**Exercise:** Check each line of the entries below for the word "this", and copy out the ones that have it.
#### Data extract
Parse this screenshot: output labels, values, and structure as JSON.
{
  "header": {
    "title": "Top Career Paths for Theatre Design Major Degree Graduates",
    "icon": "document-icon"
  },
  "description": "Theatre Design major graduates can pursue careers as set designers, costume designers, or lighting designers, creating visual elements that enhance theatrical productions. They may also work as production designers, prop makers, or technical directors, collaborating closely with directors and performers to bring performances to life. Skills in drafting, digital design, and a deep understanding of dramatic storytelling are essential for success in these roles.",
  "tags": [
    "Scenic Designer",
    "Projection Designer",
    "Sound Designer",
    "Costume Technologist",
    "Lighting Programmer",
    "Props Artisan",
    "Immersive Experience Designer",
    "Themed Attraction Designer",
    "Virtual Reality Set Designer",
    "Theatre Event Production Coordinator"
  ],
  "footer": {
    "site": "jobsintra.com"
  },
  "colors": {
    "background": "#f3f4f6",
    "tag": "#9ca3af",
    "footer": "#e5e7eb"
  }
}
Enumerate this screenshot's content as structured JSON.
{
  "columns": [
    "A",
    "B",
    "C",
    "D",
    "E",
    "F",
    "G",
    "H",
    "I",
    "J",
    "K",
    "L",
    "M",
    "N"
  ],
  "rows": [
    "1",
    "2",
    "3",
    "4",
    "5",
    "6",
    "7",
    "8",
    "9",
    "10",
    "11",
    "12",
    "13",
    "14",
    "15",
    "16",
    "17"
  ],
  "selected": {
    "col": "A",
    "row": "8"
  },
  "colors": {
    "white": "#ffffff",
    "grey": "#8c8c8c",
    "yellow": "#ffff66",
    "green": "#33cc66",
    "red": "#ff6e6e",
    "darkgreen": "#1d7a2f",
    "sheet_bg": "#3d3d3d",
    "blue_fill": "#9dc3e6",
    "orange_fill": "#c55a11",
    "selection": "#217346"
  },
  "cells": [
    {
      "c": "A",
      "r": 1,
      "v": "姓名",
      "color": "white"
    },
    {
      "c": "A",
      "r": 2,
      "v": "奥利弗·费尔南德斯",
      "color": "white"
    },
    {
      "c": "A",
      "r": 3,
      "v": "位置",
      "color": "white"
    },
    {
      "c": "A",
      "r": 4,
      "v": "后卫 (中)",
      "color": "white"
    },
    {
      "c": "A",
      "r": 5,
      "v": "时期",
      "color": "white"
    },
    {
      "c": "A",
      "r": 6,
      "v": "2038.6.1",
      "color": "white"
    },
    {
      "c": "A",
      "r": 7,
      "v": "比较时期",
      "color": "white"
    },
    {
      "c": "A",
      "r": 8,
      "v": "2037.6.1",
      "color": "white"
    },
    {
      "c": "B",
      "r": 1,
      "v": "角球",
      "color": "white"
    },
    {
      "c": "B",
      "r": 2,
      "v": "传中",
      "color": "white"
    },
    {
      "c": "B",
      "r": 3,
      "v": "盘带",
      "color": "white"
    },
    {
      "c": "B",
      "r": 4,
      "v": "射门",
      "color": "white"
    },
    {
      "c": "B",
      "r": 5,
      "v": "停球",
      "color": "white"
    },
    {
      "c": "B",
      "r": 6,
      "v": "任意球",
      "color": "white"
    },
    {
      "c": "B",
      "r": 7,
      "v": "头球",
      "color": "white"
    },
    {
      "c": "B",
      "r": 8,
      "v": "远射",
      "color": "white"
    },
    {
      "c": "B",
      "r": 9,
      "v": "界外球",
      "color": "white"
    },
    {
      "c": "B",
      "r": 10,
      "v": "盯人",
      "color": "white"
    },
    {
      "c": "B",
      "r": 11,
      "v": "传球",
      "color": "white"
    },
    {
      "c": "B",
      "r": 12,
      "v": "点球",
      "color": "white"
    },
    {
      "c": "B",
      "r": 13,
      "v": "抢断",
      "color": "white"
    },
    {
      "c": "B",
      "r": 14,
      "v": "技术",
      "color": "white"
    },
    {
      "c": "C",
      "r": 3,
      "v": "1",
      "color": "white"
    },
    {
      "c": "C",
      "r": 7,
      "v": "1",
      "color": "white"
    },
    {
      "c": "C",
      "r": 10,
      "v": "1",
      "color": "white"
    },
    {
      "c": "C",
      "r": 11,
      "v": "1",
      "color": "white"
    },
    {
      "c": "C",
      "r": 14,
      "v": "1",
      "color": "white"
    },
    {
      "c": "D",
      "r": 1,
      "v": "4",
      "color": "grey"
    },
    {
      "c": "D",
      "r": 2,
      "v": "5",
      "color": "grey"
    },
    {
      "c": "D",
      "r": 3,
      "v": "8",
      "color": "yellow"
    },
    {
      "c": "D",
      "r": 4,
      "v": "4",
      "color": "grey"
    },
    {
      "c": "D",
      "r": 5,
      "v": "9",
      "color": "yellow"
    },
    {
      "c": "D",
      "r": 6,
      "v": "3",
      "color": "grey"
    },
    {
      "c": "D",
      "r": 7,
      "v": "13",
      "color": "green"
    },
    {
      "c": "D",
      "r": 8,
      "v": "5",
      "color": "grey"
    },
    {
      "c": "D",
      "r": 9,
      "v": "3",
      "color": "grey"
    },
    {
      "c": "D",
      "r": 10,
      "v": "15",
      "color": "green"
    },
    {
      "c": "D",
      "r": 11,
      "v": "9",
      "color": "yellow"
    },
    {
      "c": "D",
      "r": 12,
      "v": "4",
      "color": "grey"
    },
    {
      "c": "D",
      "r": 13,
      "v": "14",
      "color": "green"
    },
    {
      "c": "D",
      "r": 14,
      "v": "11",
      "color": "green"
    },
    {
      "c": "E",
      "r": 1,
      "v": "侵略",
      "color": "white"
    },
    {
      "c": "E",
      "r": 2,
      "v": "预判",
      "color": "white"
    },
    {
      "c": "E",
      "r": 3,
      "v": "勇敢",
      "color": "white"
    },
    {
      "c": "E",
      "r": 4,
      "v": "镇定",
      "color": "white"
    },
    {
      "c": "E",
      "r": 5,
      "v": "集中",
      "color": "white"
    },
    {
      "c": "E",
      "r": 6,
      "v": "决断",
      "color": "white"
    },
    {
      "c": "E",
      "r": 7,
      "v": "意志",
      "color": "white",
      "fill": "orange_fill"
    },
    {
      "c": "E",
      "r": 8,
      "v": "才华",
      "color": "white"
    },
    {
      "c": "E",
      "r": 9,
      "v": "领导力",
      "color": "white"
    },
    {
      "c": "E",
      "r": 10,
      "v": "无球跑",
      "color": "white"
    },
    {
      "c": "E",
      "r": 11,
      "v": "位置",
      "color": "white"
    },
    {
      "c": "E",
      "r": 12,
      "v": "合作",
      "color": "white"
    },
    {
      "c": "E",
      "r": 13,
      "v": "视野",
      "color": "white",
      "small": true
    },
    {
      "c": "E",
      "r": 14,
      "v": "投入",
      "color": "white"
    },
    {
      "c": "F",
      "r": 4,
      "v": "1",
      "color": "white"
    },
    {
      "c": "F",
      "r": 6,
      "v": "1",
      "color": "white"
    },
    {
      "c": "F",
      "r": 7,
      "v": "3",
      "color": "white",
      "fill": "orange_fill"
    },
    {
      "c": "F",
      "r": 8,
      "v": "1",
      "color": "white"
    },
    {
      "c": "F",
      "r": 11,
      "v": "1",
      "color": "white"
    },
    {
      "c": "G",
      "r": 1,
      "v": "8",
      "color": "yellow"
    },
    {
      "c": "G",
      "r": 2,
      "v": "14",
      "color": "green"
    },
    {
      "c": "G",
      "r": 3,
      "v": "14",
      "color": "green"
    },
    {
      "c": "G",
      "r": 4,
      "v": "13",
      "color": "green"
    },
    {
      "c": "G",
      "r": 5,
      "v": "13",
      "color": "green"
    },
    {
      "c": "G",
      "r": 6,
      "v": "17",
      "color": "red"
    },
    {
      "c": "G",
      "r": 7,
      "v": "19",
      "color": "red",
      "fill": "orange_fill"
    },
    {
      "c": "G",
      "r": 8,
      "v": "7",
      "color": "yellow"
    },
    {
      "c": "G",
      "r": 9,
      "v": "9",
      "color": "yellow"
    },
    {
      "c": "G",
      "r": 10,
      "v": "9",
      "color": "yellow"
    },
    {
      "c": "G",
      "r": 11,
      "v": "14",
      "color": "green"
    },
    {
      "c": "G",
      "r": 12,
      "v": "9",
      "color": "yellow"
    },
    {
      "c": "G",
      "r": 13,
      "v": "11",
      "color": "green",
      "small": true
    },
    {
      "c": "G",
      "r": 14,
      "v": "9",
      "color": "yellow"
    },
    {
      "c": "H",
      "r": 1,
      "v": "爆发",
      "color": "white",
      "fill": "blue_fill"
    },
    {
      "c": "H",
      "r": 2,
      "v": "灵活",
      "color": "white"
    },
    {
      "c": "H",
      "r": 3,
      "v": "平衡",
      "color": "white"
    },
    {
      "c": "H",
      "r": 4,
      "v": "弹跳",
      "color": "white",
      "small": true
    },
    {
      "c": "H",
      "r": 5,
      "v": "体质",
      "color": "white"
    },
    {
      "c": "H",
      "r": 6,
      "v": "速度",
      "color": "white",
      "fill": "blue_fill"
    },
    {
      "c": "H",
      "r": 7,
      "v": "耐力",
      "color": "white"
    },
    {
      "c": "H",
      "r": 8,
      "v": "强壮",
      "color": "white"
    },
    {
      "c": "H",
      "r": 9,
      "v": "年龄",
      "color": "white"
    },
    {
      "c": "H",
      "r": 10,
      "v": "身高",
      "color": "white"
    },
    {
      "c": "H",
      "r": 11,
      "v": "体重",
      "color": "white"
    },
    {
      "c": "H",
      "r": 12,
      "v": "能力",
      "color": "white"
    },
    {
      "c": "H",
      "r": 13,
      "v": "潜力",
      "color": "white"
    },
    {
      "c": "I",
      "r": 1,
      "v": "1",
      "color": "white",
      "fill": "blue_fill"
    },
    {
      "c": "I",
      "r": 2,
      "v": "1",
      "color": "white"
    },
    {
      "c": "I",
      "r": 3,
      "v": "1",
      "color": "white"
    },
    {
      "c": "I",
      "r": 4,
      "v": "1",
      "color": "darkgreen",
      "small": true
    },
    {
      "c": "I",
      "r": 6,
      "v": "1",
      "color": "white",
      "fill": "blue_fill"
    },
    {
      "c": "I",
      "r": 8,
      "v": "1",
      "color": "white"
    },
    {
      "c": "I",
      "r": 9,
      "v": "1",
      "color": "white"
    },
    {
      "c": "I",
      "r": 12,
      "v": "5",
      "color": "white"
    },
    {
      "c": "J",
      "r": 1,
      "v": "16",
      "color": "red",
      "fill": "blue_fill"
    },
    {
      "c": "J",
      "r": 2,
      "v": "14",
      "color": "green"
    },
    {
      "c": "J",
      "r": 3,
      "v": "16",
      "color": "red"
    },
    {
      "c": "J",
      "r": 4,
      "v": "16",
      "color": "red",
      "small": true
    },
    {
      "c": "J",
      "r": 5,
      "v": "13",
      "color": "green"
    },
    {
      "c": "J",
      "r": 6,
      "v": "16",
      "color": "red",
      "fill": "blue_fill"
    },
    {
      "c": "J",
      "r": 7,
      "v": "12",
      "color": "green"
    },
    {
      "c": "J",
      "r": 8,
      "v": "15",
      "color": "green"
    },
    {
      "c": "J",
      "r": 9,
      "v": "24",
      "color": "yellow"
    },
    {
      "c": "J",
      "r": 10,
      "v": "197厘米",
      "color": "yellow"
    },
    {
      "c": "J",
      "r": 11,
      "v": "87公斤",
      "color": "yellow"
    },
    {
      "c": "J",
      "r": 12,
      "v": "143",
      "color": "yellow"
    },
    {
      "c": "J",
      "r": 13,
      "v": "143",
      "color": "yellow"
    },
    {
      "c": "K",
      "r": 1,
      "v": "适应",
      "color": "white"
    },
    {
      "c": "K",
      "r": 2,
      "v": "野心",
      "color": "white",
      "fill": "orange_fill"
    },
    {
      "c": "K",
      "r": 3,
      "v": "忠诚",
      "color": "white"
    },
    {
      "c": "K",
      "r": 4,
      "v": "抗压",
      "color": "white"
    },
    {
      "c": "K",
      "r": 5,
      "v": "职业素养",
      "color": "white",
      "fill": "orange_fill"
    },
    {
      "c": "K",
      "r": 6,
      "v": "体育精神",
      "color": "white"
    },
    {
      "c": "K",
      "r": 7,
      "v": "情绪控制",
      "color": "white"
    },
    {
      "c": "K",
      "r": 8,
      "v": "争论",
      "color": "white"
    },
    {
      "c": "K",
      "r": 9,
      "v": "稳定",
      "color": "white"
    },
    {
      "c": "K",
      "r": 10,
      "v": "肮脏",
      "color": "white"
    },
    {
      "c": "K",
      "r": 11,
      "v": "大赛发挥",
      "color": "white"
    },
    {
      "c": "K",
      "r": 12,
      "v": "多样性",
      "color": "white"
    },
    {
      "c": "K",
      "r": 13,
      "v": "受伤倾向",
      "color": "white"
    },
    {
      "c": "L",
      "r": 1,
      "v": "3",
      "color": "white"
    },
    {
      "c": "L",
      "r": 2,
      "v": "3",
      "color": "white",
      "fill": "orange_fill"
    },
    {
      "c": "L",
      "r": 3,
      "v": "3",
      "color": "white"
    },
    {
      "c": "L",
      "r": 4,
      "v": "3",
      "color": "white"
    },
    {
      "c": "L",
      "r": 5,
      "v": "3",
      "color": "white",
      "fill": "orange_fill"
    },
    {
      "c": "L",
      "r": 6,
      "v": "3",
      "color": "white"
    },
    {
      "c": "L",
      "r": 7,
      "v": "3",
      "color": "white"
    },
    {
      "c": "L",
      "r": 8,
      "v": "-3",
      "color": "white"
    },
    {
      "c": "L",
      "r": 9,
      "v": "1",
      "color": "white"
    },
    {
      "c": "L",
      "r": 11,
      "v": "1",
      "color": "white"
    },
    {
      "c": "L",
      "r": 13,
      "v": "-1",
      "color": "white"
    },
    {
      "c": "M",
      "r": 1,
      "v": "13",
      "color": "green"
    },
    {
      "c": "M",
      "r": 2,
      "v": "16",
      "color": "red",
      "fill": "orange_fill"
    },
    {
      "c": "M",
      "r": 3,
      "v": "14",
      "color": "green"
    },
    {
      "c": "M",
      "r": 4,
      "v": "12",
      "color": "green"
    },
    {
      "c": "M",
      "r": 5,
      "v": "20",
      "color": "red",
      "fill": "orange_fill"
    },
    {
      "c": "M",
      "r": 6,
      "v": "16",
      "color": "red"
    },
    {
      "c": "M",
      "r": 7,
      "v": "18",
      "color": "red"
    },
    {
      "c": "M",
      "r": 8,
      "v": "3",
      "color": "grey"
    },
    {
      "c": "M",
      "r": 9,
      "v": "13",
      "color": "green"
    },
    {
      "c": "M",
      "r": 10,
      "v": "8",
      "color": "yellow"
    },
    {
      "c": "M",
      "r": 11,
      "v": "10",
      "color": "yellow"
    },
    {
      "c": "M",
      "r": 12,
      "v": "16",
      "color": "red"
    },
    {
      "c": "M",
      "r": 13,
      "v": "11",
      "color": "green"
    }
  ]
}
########
**Output of the task:**
Parse this screenshot: output labels, values, and structure as JSON.
Enumerate this screenshot's content as structured JSON.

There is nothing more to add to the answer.